**REQUIRED ACTION:** From the listing below, extract every line in which the word "example" appears.

**DATA TO USE:**
* * *

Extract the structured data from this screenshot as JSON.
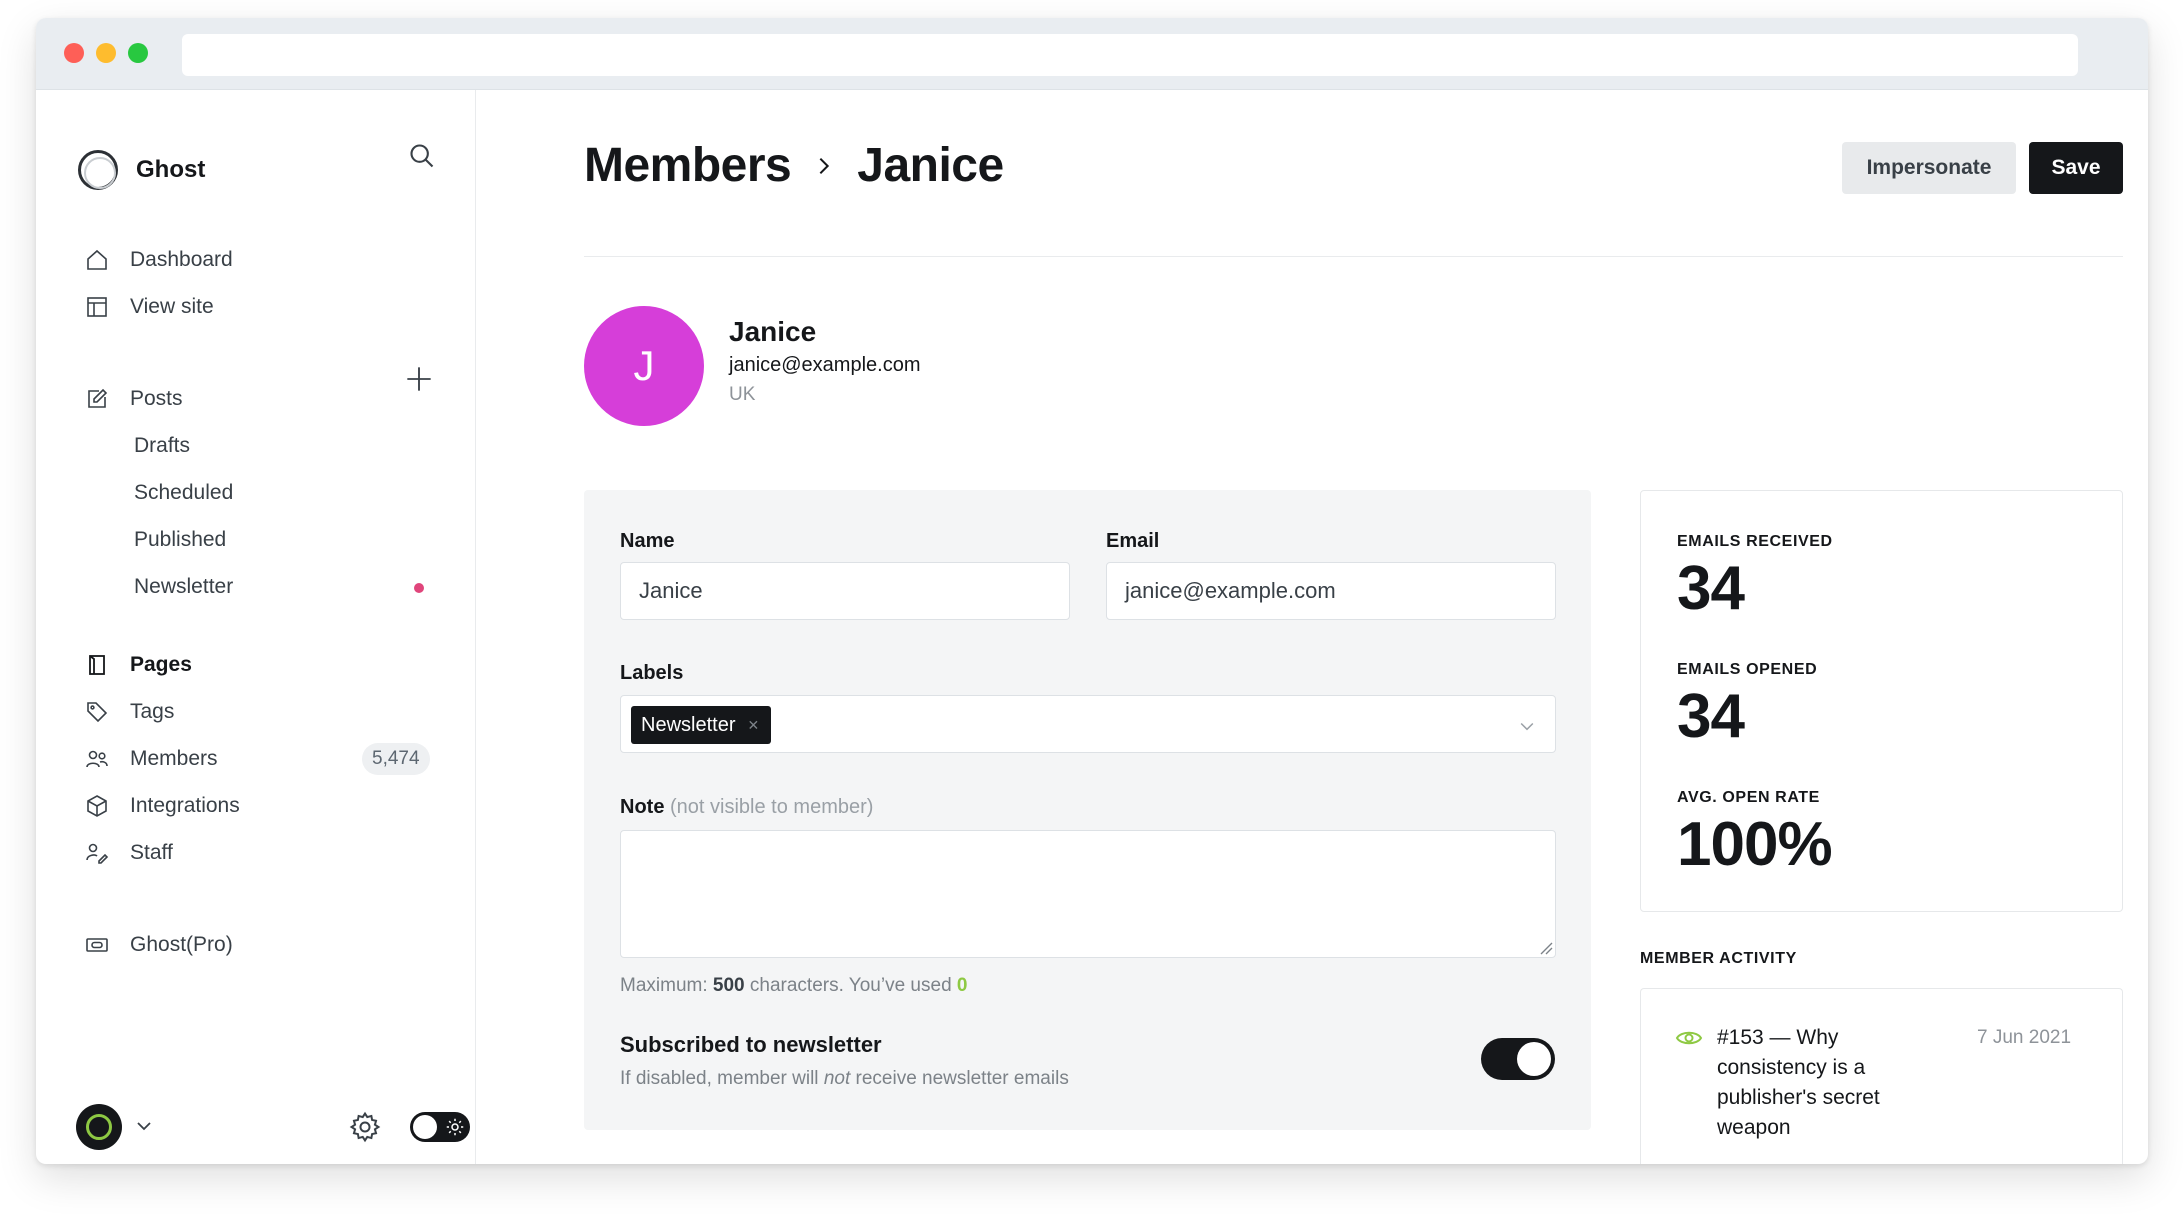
{
  "app": {
    "name": "Ghost"
  },
  "sidebar": {
    "nav": [
      {
        "label": "Dashboard",
        "icon": "home-icon"
      },
      {
        "label": "View site",
        "icon": "layout-icon"
      }
    ],
    "posts": {
      "label": "Posts",
      "subitems": [
        "Drafts",
        "Scheduled",
        "Published",
        "Newsletter"
      ]
    },
    "nav2": [
      {
        "label": "Pages",
        "icon": "page-icon"
      },
      {
        "label": "Tags",
        "icon": "tag-icon"
      },
      {
        "label": "Members",
        "icon": "members-icon",
        "count": "5,474"
      },
      {
        "label": "Integrations",
        "icon": "cube-icon"
      },
      {
        "label": "Staff",
        "icon": "staff-icon"
      }
    ],
    "ghost_pro": {
      "label": "Ghost(Pro)",
      "icon": "card-icon"
    }
  },
  "header": {
    "breadcrumb_parent": "Members",
    "breadcrumb_current": "Janice",
    "impersonate_label": "Impersonate",
    "save_label": "Save"
  },
  "profile": {
    "initial": "J",
    "name": "Janice",
    "email": "janice@example.com",
    "location": "UK",
    "avatar_color": "#d63ed9"
  },
  "form": {
    "name_label": "Name",
    "name_value": "Janice",
    "email_label": "Email",
    "email_value": "janice@example.com",
    "labels_label": "Labels",
    "labels": [
      "Newsletter"
    ],
    "note_label": "Note",
    "note_hint": "(not visible to member)",
    "note_value": "",
    "max_prefix": "Maximum:",
    "max_value": "500",
    "max_suffix": "characters. You’ve used",
    "used_value": "0",
    "subscribed_title": "Subscribed to newsletter",
    "subscribed_desc_1": "If disabled, member will",
    "subscribed_desc_em": "not",
    "subscribed_desc_2": "receive newsletter emails",
    "subscribed": true
  },
  "stats": [
    {
      "label": "EMAILS RECEIVED",
      "value": "34"
    },
    {
      "label": "EMAILS OPENED",
      "value": "34"
    },
    {
      "label": "AVG. OPEN RATE",
      "value": "100%"
    }
  ],
  "activity": {
    "title": "MEMBER ACTIVITY",
    "items": [
      {
        "text": "#153 — Why consistency is a publisher's secret weapon",
        "date": "7 Jun 2021",
        "icon": "eye-icon"
      }
    ]
  },
  "colors": {
    "accent": "#8ec943",
    "dark": "#15171a",
    "pink_dot": "#e0457b"
  }
}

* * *

**TASK OUTPUT:**
    "email": "janice@example.com",
    "email_value": "janice@example.com",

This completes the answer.